Oakland University supports underrepresented groups
A business incubator and industry and government-supported special programs help increase participation in engineering, IT and entrepreneurship
Oakland University's southern Michigan location puts it in close proximity to a number of engineering-intensive giants of the automotive and other industries.
Oakland's School of Engineering and Computer Science (SECS) supports about 1,000 undergraduates and 500 graduate students.
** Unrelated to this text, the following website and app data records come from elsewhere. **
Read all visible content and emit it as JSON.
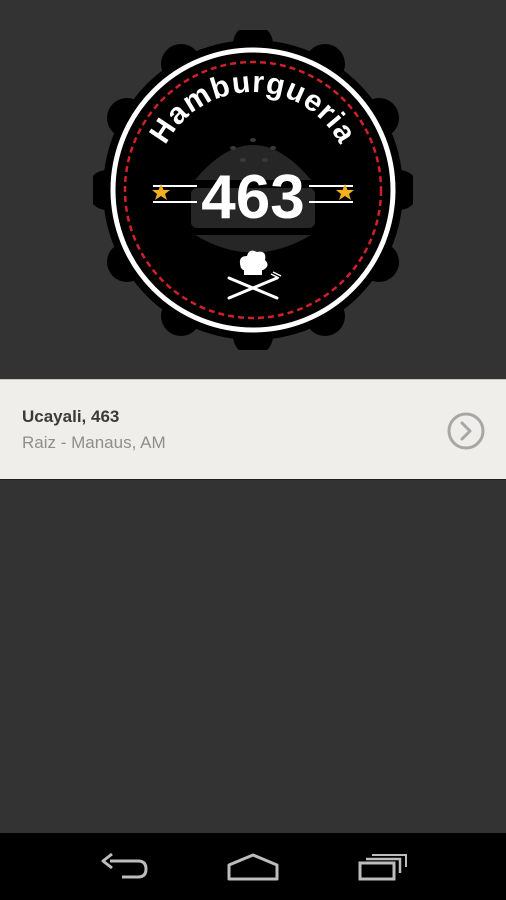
{
  "logo": {
    "brand_name": "Hamburgueria",
    "number": "463",
    "icon": "chef-hat-fork-knife-icon"
  },
  "location": {
    "title": "Ucayali, 463",
    "subtitle": "Raiz - Manaus, AM",
    "action_icon": "chevron-right-circle-icon"
  },
  "nav": {
    "back_icon": "back-icon",
    "home_icon": "home-icon",
    "recents_icon": "recent-apps-icon"
  },
  "colors": {
    "background": "#333333",
    "logo_black": "#000000",
    "dash_red": "#d0202a",
    "star_yellow": "#f2b01e",
    "row_bg": "#f0eeea"
  }
}
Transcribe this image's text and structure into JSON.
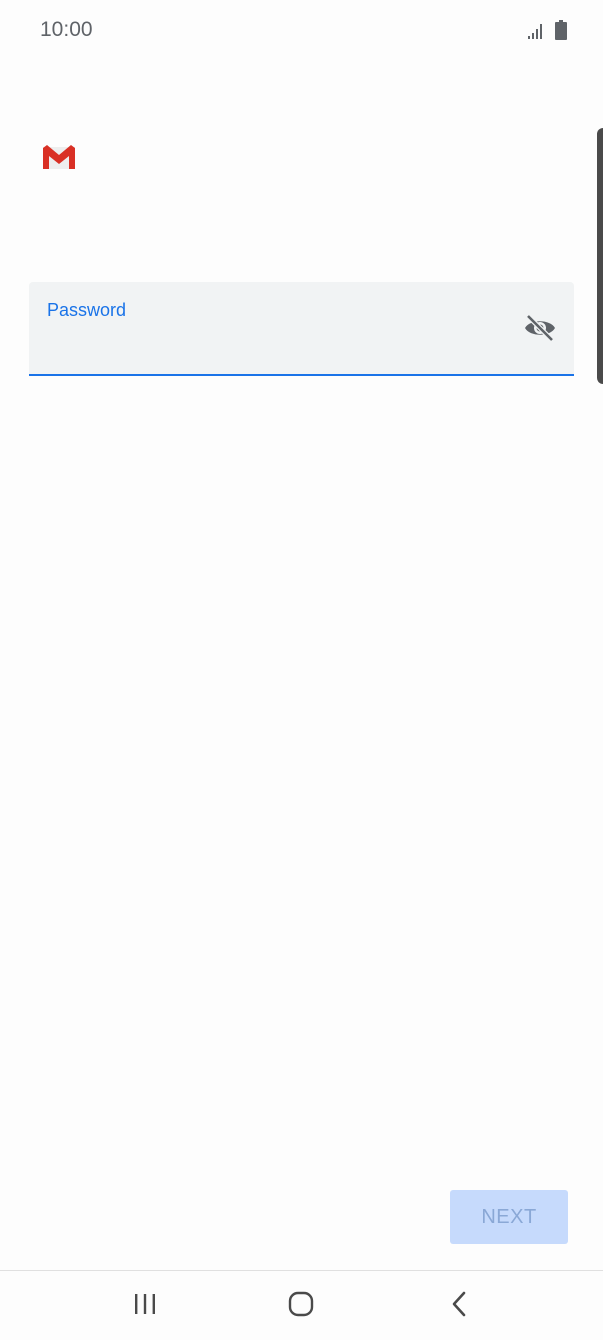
{
  "status_bar": {
    "time": "10:00",
    "icons": [
      "signal-icon",
      "battery-icon"
    ]
  },
  "app": {
    "logo": "gmail-logo",
    "brand_color": "#d93025"
  },
  "password_field": {
    "label": "Password",
    "value": "",
    "toggle_icon": "visibility-off-icon",
    "accent_color": "#1a73e8"
  },
  "actions": {
    "next_label": "NEXT",
    "next_enabled": false
  },
  "nav_bar": {
    "buttons": [
      "recent-apps-icon",
      "home-icon",
      "back-icon"
    ]
  }
}
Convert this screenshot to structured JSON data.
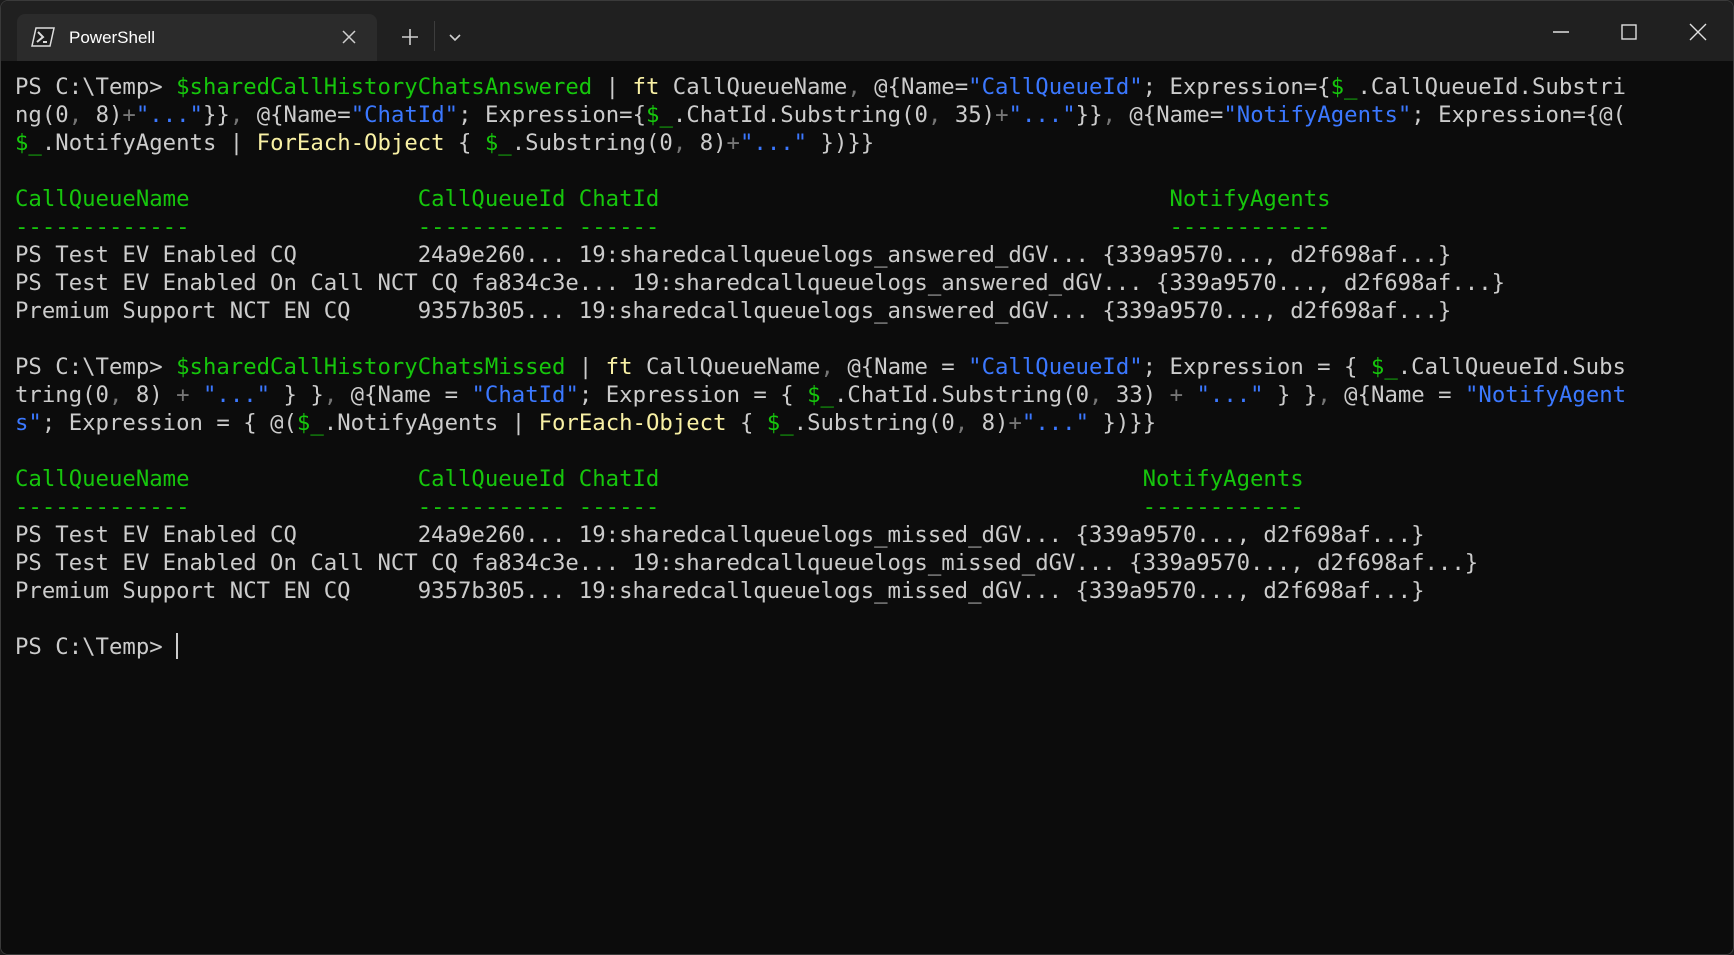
{
  "window": {
    "tab_title": "PowerShell",
    "icons": {
      "tab": "powershell-icon",
      "close_tab": "close-icon",
      "new_tab": "plus-icon",
      "dropdown": "chevron-down-icon",
      "minimize": "minimize-icon",
      "maximize": "maximize-icon",
      "close_window": "close-icon"
    }
  },
  "colors": {
    "background": "#0c0c0c",
    "titlebar": "#202020",
    "tab_active": "#2b2b2b",
    "foreground": "#cccccc",
    "variable": "#16c60c",
    "command": "#f9f1a5",
    "string": "#3b78ff",
    "operator": "#767676",
    "header": "#16c60c"
  },
  "terminal": {
    "commands": [
      {
        "prompt": "PS C:\\Temp> ",
        "lines": [
          [
            [
              "var",
              "$sharedCallHistoryChatsAnswered"
            ],
            [
              "",
              " | "
            ],
            [
              "cmd",
              "ft"
            ],
            [
              "",
              " CallQueueName"
            ],
            [
              "op",
              ","
            ],
            [
              "",
              " @{Name="
            ],
            [
              "str",
              "\"CallQueueId\""
            ],
            [
              "",
              "; Expression={"
            ],
            [
              "var",
              "$_"
            ],
            [
              "",
              ".CallQueueId.Substri"
            ]
          ],
          [
            [
              "",
              "ng(0"
            ],
            [
              "op",
              ","
            ],
            [
              "",
              " 8)"
            ],
            [
              "op",
              "+"
            ],
            [
              "str",
              "\"...\""
            ],
            [
              "",
              "}}"
            ],
            [
              "op",
              ","
            ],
            [
              "",
              " @{Name="
            ],
            [
              "str",
              "\"ChatId\""
            ],
            [
              "",
              "; Expression={"
            ],
            [
              "var",
              "$_"
            ],
            [
              "",
              ".ChatId.Substring(0"
            ],
            [
              "op",
              ","
            ],
            [
              "",
              " 35)"
            ],
            [
              "op",
              "+"
            ],
            [
              "str",
              "\"...\""
            ],
            [
              "",
              "}}"
            ],
            [
              "op",
              ","
            ],
            [
              "",
              " @{Name="
            ],
            [
              "str",
              "\"NotifyAgents\""
            ],
            [
              "",
              "; Expression={@("
            ]
          ],
          [
            [
              "var",
              "$_"
            ],
            [
              "",
              ".NotifyAgents | "
            ],
            [
              "cmd",
              "ForEach-Object"
            ],
            [
              "",
              " { "
            ],
            [
              "var",
              "$_"
            ],
            [
              "",
              ".Substring(0"
            ],
            [
              "op",
              ","
            ],
            [
              "",
              " 8)"
            ],
            [
              "op",
              "+"
            ],
            [
              "str",
              "\"...\""
            ],
            [
              "",
              " })}}"
            ]
          ]
        ],
        "table": {
          "header": "CallQueueName                 CallQueueId ChatId                                      NotifyAgents",
          "underline": "-------------                 ----------- ------                                      ------------",
          "rows": [
            "PS Test EV Enabled CQ         24a9e260... 19:sharedcallqueuelogs_answered_dGV... {339a9570..., d2f698af...}",
            "PS Test EV Enabled On Call NCT CQ fa834c3e... 19:sharedcallqueuelogs_answered_dGV... {339a9570..., d2f698af...}",
            "Premium Support NCT EN CQ     9357b305... 19:sharedcallqueuelogs_answered_dGV... {339a9570..., d2f698af...}"
          ]
        }
      },
      {
        "prompt": "PS C:\\Temp> ",
        "lines": [
          [
            [
              "var",
              "$sharedCallHistoryChatsMissed"
            ],
            [
              "",
              " | "
            ],
            [
              "cmd",
              "ft"
            ],
            [
              "",
              " CallQueueName"
            ],
            [
              "op",
              ","
            ],
            [
              "",
              " @{Name = "
            ],
            [
              "str",
              "\"CallQueueId\""
            ],
            [
              "",
              "; Expression = { "
            ],
            [
              "var",
              "$_"
            ],
            [
              "",
              ".CallQueueId.Subs"
            ]
          ],
          [
            [
              "",
              "tring(0"
            ],
            [
              "op",
              ","
            ],
            [
              "",
              " 8) "
            ],
            [
              "op",
              "+"
            ],
            [
              "",
              " "
            ],
            [
              "str",
              "\"...\""
            ],
            [
              "",
              " } }"
            ],
            [
              "op",
              ","
            ],
            [
              "",
              " @{Name = "
            ],
            [
              "str",
              "\"ChatId\""
            ],
            [
              "",
              "; Expression = { "
            ],
            [
              "var",
              "$_"
            ],
            [
              "",
              ".ChatId.Substring(0"
            ],
            [
              "op",
              ","
            ],
            [
              "",
              " 33) "
            ],
            [
              "op",
              "+"
            ],
            [
              "",
              " "
            ],
            [
              "str",
              "\"...\""
            ],
            [
              "",
              " } }"
            ],
            [
              "op",
              ","
            ],
            [
              "",
              " @{Name = "
            ],
            [
              "str",
              "\"NotifyAgent"
            ]
          ],
          [
            [
              "str",
              "s\""
            ],
            [
              "",
              "; Expression = { @("
            ],
            [
              "var",
              "$_"
            ],
            [
              "",
              ".NotifyAgents | "
            ],
            [
              "cmd",
              "ForEach-Object"
            ],
            [
              "",
              " { "
            ],
            [
              "var",
              "$_"
            ],
            [
              "",
              ".Substring(0"
            ],
            [
              "op",
              ","
            ],
            [
              "",
              " 8)"
            ],
            [
              "op",
              "+"
            ],
            [
              "str",
              "\"...\""
            ],
            [
              "",
              " })}}"
            ]
          ]
        ],
        "table": {
          "header": "CallQueueName                 CallQueueId ChatId                                    NotifyAgents",
          "underline": "-------------                 ----------- ------                                    ------------",
          "rows": [
            "PS Test EV Enabled CQ         24a9e260... 19:sharedcallqueuelogs_missed_dGV... {339a9570..., d2f698af...}",
            "PS Test EV Enabled On Call NCT CQ fa834c3e... 19:sharedcallqueuelogs_missed_dGV... {339a9570..., d2f698af...}",
            "Premium Support NCT EN CQ     9357b305... 19:sharedcallqueuelogs_missed_dGV... {339a9570..., d2f698af...}"
          ]
        }
      }
    ],
    "final_prompt": "PS C:\\Temp> "
  }
}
The school offers BS, MS and PhD degrees in engineering and computer science fields. "SECS has long been dedicated to supporting learning environments that are inviting and comfortable for all students," declares associate dean Lorenzo Smith.
OU incubator nurtures SECS ideas
Oakland University's SmartZone business incubator provides a place for business and engineering entrepreneurs to collaboratively develop and commercialize products. A number of incubator programs originate at SECS.
"Providing resources for programs that bolster educational opportunities for underrepresented students is a natural fit for our incubator," says Smith. In the summer of 2011, the incubator brought two dozen pre-college male students from underrepresented groups to campus for a residential program focused on clean energy. "Fostering diversity here at OU makes great business sense. Often, an important part of a successful business plan is the consideration of products from different perspectives," Smith notes.
Chrysler-supported engineering program attracts women
Smith reports that 16 percent of engineering undergrads are female. He's particularly proud that five of the thirteen current undergrads in the Chrysler Learning and Innovation Center for Sheet Metal Forming (CLIC-form) program are women. CLIC-form is designed to produce graduates with specialized skills in sheet metal stamping. The students are offered fulltime, full-pay summer internships at companies like Chrysler Group LLC and United States Steel Corp. Students learn even more about the "real world" of manufacturing through their participation in weekly workshops during the academic year.
Targeting women tech students
The field of computer science continues to be mostly male; at OU, 17 percent of CS undergrads and 23 percent of PhD candidates are women.
Professor Fatma Mili is working to change that. A student chapter of the Association for Computing Machinery's women's SIG (ACM-W) serves as a home for women students; since 2000, the department has run an NSF Research Experience for Undergraduates (REU) program targeted to female students. Most REU graduates have gone on to get graduate degrees, including several PhDs. A Summer Institute in Bioengineering and Health Informatics is open to students pursuing degrees in computer and health sciences and other related majors. It aims to expose students to careers in bioengineering and health informatics, and emphasizes participation by African American and other minority students. Mili is confident that these and other efforts will boost the department's representation of women and other underrepresented groups.
"We want to get to the day when we are fifty-fifty," says Mili. "It's a loss for the field as well as a loss for the students when they have all the credentials and talent and aren't able to bring it to the table."
Oakland University School of
Engineering and Computer Science
||1,500 (1,000 undergrad, 500 graduate)
|Graduate & UG tech
||BS in CS, information
technology; electrical, computer,
mechanical engineering; industrial and
systems engineering. MS in CS, software
engineering and information technology,
electrical and computer engineering,
embedded systems, mechatronics,
systems engineering, industrial and
systems engineering, engineering
management, mechanical engineering.
PhD in CS and information technology,
electrical and computer engineering,
systems engineering, mechanical
|Ways to matriculate:
||Full time or part time